          His essays on writing workshops and annotations are posted under “Resources for Writers” at www.peterturchi.com.

Laura van den Berg is the author of the story collections What the World Will Look Like When All the Water Leaves Us (Dzanc Books, 2009), a Barnes & Noble “Discover Great New Writers” selection and a finalist for the Frank O’Connor International Award, and The Isle of Youth (FSG, 2013), which received the Rosenthal Family Foundation Award from the American Academy of Arts & Letters and was named a “Best Book of 2013” by over a dozen venues, including NPR, The Boston Globe, and O, The Oprah Magazine. The recipient of a Pushcart Prize, Laura’s stories will appear in upcoming editions of The O. Henry Prize Stories and The Best American Short Stories. She has recently taught in the creative writing programs at George Washington University, Johns Hopkins University, and Emerson College. She is the 2014-2015 Faculty Fellow in Fiction at Colby College and her first novel, Find Me (FSG), will be published next year.

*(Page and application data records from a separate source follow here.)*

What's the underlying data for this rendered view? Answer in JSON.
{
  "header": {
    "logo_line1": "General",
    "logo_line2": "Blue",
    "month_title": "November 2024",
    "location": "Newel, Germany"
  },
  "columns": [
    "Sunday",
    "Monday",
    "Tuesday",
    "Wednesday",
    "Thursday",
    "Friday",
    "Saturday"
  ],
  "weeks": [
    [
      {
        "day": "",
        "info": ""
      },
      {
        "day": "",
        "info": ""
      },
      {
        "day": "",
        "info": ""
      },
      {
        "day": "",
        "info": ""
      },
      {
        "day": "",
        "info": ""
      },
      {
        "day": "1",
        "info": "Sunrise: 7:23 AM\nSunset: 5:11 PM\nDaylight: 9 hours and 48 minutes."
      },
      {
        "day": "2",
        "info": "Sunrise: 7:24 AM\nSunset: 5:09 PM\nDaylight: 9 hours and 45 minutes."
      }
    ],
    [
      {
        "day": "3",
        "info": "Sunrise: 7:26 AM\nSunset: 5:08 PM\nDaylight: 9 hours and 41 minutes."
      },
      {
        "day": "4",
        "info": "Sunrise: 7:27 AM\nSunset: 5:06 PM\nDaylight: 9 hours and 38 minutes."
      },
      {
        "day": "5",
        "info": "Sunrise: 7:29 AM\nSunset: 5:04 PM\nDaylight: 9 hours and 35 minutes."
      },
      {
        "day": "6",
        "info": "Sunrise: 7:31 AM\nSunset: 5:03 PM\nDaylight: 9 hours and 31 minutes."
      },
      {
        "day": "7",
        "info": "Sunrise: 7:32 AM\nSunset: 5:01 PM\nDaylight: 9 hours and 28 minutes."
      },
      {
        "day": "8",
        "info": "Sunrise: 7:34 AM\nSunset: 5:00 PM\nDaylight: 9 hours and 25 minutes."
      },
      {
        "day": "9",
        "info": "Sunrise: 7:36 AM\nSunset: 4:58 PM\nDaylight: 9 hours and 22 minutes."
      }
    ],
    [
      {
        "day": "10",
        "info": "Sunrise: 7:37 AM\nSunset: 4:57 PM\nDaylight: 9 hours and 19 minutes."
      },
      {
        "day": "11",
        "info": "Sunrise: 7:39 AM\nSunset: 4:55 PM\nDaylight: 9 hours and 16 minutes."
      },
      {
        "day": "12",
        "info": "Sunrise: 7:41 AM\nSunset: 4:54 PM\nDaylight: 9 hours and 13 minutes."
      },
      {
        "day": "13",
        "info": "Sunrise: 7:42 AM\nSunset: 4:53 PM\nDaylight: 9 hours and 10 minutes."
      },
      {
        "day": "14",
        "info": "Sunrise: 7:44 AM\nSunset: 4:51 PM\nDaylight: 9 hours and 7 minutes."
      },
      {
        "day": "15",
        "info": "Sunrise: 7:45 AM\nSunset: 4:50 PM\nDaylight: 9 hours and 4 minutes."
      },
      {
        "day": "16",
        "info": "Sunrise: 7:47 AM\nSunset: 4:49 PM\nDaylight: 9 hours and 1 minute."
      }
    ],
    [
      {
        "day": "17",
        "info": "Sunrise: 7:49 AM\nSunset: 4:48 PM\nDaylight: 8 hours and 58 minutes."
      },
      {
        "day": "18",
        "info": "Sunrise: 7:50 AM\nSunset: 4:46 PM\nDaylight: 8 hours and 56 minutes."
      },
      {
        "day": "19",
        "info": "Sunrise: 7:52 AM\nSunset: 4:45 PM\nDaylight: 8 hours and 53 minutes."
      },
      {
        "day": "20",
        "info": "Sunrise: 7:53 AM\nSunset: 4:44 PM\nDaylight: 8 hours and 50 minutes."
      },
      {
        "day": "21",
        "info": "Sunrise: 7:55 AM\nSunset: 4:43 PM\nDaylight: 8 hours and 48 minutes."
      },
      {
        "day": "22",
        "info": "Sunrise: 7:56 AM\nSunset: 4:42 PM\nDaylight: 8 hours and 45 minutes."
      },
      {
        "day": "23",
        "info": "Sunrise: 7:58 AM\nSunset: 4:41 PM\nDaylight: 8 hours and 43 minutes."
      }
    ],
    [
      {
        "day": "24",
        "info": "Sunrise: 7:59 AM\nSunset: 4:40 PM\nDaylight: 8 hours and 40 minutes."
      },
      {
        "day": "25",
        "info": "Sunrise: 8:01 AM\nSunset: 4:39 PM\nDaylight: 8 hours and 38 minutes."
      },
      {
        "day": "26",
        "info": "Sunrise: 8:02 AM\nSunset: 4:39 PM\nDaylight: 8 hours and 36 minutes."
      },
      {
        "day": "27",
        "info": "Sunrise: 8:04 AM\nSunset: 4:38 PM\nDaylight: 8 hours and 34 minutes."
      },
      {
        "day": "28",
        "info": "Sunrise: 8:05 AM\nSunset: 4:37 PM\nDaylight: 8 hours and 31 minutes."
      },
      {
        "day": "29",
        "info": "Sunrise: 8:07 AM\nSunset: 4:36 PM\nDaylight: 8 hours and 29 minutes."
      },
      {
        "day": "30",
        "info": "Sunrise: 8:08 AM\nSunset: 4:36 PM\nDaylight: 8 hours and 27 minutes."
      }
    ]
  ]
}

Ellen Bryant Voigt developed and directed the country’s first low-residency writing program in the mid-seventies, at Goddard College, and helped move it to Warren Wilson in 1981. A Guggenheim, Lila-Wallace and NEA Fellow, she was Professor of Poetry at MIT for three years and has taught at the Bread Loaf, Aspen, Indiana, Napa, Catskills, Sarah Lawrence, and RopeWalk Writers’ Conferences. Voigt has published eight books of poetry: Claiming Kin; The Forces of Plenty; The Lotus Flowers; Two Trees; Kyrie (a National Book Critics’ Circle Award Finalist and Teasdale Prize winner); Shadow of Heaven (a 2002 National Book Award finalist); Messenger: New and Selected Poems 1976-2006, a finalist for both the National Book Award and the Pulitzer Prize, and the winner of the 2009 Poets’ Prize; and Headwaters, winner of the Arthur Rense Poetry Prize from the American Academy of Arts and Letters.  She co-edited, with Gregory Orr, Poets Teaching Poets: Self and the World, a selection of craft essays by Warren Wilson MFA faculty, and has also collected her own essays, developed from residency lectures, in The Flexible Lyric. In July 2009, Graywolf published The Art of Syntax: Rhythm of Thought, Rhythm of Song.  In 2002, she received the O.B. Hardison Award for Poetry and Teaching from the Folger Library and the Merrill Fellowship from the Academy of American Poets, where she was named a Chancellor.


C. Dale Young received his BS in Molecular Biology and English from Boston College and both his MFA and MD from the University of Florida.  He completed his medical residency in Radiation Oncology at the University of California San Francisco.  He currently administers his own medical practice, practices medicine full-time, and serves (as he has for almost 20 years) as Poetry Editor of the New England Review.  He is the author of The Day Underneath the Day; The Second Person, a finalist for the 2007 Lambda Book Award in Poetry; Torn; and The Halo (forthcoming from Four Way Books). A recipient of fellowships from the National Endowment of the Arts, the John Simon Guggenheim Memorial Foundation and the Rockefeller Foundation, his work has appeared in many anthologies and journals, including several volumes of The Best American Poetry, Asian American Poetry: The Next Generation, The Atlantic Monthly, The New Republic, Ploughshares, and Poetry.